> Records

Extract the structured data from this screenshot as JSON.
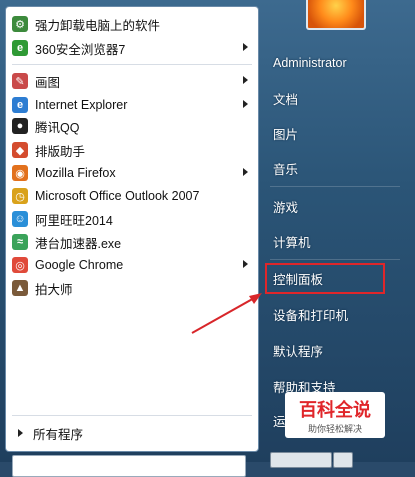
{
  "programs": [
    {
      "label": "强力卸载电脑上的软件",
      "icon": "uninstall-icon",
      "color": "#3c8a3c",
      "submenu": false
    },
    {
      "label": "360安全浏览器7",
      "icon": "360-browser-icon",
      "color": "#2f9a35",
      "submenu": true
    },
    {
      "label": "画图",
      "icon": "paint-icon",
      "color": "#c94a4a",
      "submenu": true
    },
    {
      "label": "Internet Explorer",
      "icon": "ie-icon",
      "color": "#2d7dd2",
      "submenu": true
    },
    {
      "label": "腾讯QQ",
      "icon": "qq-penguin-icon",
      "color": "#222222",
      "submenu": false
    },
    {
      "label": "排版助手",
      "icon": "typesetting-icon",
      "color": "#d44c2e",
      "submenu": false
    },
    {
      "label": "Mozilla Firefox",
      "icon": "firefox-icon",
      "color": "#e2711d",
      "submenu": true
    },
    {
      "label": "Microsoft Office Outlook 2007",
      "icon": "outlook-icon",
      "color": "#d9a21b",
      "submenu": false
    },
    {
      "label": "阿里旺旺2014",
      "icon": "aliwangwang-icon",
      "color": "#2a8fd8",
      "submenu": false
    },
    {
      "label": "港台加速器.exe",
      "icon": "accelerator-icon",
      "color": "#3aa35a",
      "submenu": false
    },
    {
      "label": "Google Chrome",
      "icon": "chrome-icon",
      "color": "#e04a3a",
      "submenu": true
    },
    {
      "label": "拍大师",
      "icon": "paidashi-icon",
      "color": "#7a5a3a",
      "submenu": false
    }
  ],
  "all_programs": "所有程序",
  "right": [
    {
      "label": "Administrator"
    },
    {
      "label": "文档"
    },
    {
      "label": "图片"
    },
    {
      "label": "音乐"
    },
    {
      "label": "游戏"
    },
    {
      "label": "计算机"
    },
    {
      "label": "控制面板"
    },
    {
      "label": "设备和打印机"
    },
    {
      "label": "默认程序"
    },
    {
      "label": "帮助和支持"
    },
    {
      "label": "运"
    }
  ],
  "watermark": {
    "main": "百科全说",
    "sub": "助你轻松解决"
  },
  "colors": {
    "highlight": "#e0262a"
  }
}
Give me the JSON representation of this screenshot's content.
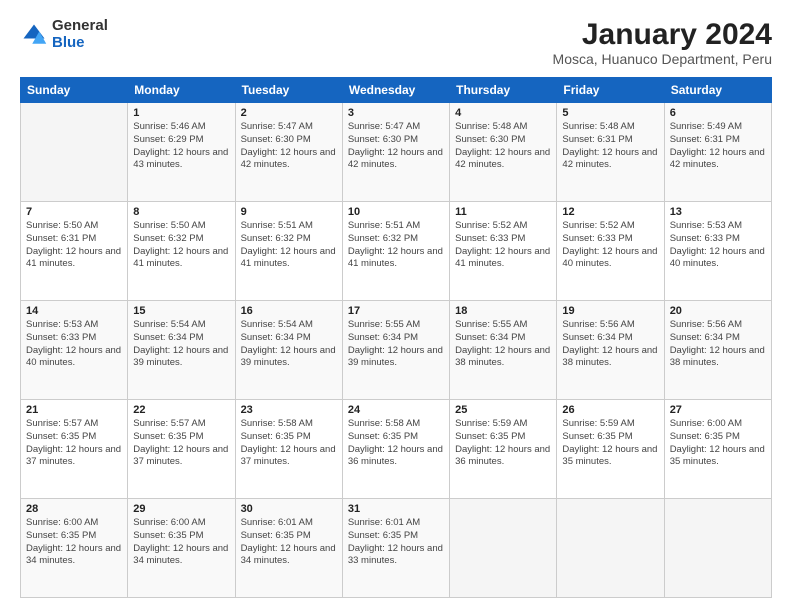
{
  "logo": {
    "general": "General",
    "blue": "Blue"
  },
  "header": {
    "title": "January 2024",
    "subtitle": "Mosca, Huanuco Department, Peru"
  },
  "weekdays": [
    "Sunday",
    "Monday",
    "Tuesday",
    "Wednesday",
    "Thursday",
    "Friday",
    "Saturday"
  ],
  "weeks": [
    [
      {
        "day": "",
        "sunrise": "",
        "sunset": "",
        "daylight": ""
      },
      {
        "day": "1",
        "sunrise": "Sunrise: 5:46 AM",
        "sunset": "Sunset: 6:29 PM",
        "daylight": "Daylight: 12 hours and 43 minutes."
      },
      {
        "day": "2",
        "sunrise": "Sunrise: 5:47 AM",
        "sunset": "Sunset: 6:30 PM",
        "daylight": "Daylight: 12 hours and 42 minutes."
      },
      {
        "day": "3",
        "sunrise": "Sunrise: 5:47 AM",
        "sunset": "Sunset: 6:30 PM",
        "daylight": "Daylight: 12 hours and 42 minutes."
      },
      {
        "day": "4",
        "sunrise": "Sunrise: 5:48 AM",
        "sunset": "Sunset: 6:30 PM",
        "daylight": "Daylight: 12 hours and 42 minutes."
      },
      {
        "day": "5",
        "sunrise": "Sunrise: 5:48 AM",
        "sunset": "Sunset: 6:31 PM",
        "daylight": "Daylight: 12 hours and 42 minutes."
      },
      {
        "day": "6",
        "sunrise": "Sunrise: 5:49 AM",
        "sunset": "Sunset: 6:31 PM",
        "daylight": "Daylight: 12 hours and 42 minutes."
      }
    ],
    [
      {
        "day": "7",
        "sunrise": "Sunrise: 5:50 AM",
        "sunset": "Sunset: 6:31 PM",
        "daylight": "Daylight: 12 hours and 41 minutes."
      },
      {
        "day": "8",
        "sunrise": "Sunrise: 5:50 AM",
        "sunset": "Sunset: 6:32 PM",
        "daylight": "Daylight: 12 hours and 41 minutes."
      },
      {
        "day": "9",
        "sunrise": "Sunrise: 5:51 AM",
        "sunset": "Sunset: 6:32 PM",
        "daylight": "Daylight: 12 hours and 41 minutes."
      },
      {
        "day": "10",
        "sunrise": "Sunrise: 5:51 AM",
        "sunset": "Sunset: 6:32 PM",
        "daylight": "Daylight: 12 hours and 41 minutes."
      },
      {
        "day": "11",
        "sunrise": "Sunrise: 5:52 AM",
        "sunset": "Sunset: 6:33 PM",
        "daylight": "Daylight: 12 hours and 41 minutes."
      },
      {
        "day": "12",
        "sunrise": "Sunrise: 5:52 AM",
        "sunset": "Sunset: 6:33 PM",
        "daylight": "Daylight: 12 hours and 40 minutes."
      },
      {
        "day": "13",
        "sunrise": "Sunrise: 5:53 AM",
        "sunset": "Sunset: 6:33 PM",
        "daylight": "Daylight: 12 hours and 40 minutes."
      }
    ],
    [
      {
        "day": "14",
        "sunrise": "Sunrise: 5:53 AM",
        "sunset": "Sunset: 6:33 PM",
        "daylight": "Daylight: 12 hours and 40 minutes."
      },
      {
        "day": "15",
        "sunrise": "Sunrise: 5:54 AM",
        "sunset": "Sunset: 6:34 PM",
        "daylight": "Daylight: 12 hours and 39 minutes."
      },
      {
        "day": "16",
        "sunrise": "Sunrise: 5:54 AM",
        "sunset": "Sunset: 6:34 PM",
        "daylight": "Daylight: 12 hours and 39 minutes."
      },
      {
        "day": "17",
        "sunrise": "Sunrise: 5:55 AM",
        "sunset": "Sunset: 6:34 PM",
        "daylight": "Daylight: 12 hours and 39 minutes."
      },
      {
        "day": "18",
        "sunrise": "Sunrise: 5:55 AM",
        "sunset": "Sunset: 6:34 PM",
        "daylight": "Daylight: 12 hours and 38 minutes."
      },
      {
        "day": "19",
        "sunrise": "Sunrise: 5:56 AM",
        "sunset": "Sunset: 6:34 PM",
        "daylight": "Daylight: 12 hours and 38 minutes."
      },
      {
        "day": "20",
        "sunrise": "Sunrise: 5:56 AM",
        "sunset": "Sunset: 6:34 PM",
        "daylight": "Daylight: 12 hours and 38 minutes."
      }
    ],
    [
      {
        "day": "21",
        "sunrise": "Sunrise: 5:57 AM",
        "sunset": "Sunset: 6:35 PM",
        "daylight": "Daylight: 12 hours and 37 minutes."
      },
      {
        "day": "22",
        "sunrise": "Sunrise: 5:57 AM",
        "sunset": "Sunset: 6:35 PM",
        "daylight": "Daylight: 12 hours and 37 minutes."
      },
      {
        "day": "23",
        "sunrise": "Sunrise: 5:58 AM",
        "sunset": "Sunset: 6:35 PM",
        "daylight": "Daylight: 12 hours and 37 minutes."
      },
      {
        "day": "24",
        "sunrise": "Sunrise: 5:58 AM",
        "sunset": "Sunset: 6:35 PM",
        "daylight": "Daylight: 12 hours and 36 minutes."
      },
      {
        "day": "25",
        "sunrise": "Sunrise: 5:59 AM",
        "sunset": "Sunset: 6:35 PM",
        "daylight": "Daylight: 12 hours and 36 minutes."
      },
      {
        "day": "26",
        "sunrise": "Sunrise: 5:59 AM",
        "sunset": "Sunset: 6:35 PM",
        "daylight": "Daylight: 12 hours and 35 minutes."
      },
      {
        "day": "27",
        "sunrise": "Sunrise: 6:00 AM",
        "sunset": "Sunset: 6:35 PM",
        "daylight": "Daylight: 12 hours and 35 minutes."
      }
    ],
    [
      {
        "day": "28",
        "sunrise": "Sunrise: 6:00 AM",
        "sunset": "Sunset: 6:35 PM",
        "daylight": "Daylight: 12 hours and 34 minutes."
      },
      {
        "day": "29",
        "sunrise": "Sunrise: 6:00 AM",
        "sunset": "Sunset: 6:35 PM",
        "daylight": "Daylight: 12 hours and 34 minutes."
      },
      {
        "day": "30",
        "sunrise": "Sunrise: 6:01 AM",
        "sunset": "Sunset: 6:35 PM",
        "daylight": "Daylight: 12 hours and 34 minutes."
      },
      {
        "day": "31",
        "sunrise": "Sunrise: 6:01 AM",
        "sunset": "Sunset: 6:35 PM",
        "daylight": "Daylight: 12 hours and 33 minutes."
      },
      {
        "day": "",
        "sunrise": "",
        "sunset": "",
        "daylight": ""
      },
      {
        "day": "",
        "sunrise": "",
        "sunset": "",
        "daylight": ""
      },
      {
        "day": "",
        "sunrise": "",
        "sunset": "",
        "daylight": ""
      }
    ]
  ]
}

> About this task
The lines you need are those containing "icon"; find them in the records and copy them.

> Answer to the problem
      "icon": "uninstall-icon",
      "icon": "360-browser-icon",
      "icon": "paint-icon",
      "icon": "ie-icon",
      "icon": "qq-penguin-icon",
      "icon": "typesetting-icon",
      "icon": "firefox-icon",
      "icon": "outlook-icon",
      "icon": "aliwangwang-icon",
      "icon": "accelerator-icon",
      "icon": "chrome-icon",
      "icon": "paidashi-icon",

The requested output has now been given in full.